Records drawn from a dataset
:::::

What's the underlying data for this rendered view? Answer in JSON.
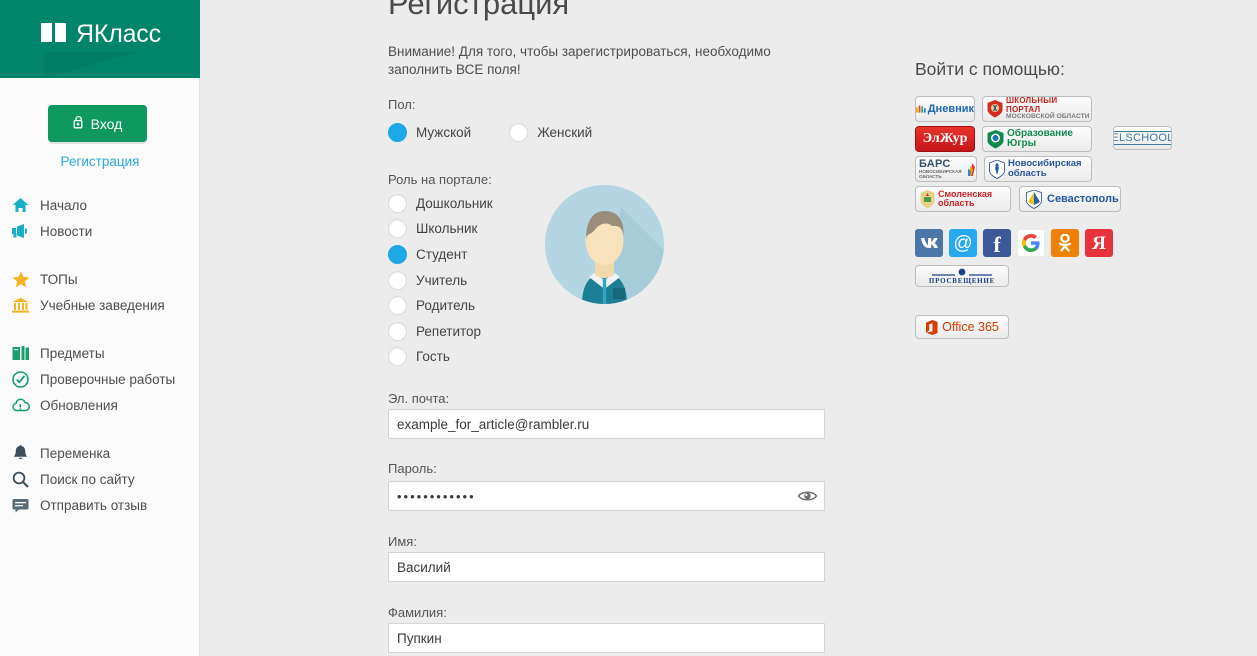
{
  "brand": {
    "logo_text": "ЯКласс",
    "logo_bg": "#00856b",
    "book_icon": "book-icon"
  },
  "sidebar": {
    "login_button": {
      "label": "Вход",
      "icon": "lock-icon",
      "color": "#0f9960"
    },
    "register_link": "Регистрация",
    "groups": [
      {
        "items": [
          {
            "label": "Начало",
            "icon": "home-icon",
            "color": "#17b0c6"
          },
          {
            "label": "Новости",
            "icon": "megaphone-icon",
            "color": "#17b0c6"
          }
        ]
      },
      {
        "items": [
          {
            "label": "ТОПы",
            "icon": "star-icon",
            "color": "#f5b324"
          },
          {
            "label": "Учебные заведения",
            "icon": "bank-icon",
            "color": "#f5b324"
          }
        ]
      },
      {
        "items": [
          {
            "label": "Предметы",
            "icon": "books-icon",
            "color": "#1a9e6e"
          },
          {
            "label": "Проверочные работы",
            "icon": "check-circle-icon",
            "color": "#1a9e6e"
          },
          {
            "label": "Обновления",
            "icon": "cloud-refresh-icon",
            "color": "#1a9e6e"
          }
        ]
      },
      {
        "items": [
          {
            "label": "Переменка",
            "icon": "bell-icon",
            "color": "#3d4f5c"
          },
          {
            "label": "Поиск по сайту",
            "icon": "search-icon",
            "color": "#3d4f5c"
          },
          {
            "label": "Отправить отзыв",
            "icon": "feedback-icon",
            "color": "#5a6b75"
          }
        ]
      }
    ]
  },
  "form": {
    "title": "Регистрация",
    "notice": "Внимание! Для того, чтобы зарегистрироваться, необходимо заполнить ВСЕ поля!",
    "gender": {
      "label": "Пол:",
      "options": [
        {
          "label": "Мужской",
          "checked": true
        },
        {
          "label": "Женский",
          "checked": false
        }
      ]
    },
    "role": {
      "label": "Роль на портале:",
      "options": [
        {
          "label": "Дошкольник",
          "checked": false
        },
        {
          "label": "Школьник",
          "checked": false
        },
        {
          "label": "Студент",
          "checked": true
        },
        {
          "label": "Учитель",
          "checked": false
        },
        {
          "label": "Родитель",
          "checked": false
        },
        {
          "label": "Репетитор",
          "checked": false
        },
        {
          "label": "Гость",
          "checked": false
        }
      ]
    },
    "email": {
      "label": "Эл. почта:",
      "value": "example_for_article@rambler.ru",
      "placeholder": ""
    },
    "password": {
      "label": "Пароль:",
      "value": "••••••••••••",
      "placeholder": "",
      "reveal_icon": "eye-icon"
    },
    "first_name": {
      "label": "Имя:",
      "value": "Василий",
      "placeholder": ""
    },
    "last_name": {
      "label": "Фамилия:",
      "value": "Пупкин",
      "placeholder": ""
    },
    "avatar": "student-avatar",
    "accent_color": "#1fa8e8"
  },
  "social": {
    "title": "Войти с помощью:",
    "providers": [
      {
        "name": "dnevnik",
        "label": "Дневник"
      },
      {
        "name": "shkolny-portal",
        "label": "ШКОЛЬНЫЙ ПОРТАЛ",
        "sub": "МОСКОВСКОЙ ОБЛАСТИ"
      },
      {
        "name": "elzhur",
        "label": "ЭлЖур"
      },
      {
        "name": "obrazovanie-ugry",
        "label": "Образование",
        "sub": "Югры"
      },
      {
        "name": "elschool",
        "label": "ELSCHOOL"
      },
      {
        "name": "bars",
        "label": "БАРС",
        "sub": "НОВОСИБИРСКАЯ ОБЛАСТЬ"
      },
      {
        "name": "novosibirskaya-oblast",
        "label": "Новосибирская",
        "sub": "область"
      },
      {
        "name": "smolenskaya-oblast",
        "label": "Смоленская",
        "sub": "область"
      },
      {
        "name": "sevastopol",
        "label": "Севастополь"
      },
      {
        "name": "prosveshchenie",
        "label": "ПРОСВЕЩЕНИЕ"
      },
      {
        "name": "office365",
        "label": "Office 365"
      }
    ],
    "networks": [
      {
        "name": "vk",
        "glyph": "VK",
        "color": "#4a76a8"
      },
      {
        "name": "mailru",
        "glyph": "@",
        "color": "#26a9f0"
      },
      {
        "name": "facebook",
        "glyph": "f",
        "color": "#3b5998"
      },
      {
        "name": "google",
        "glyph": "G",
        "color": "#ffffff"
      },
      {
        "name": "odnoklassniki",
        "glyph": "ok",
        "color": "#ee8208"
      },
      {
        "name": "yandex",
        "glyph": "Я",
        "color": "#e8323c"
      }
    ]
  }
}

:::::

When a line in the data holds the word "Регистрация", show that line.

    "register_link": "Регистрация",
    "title": "Регистрация",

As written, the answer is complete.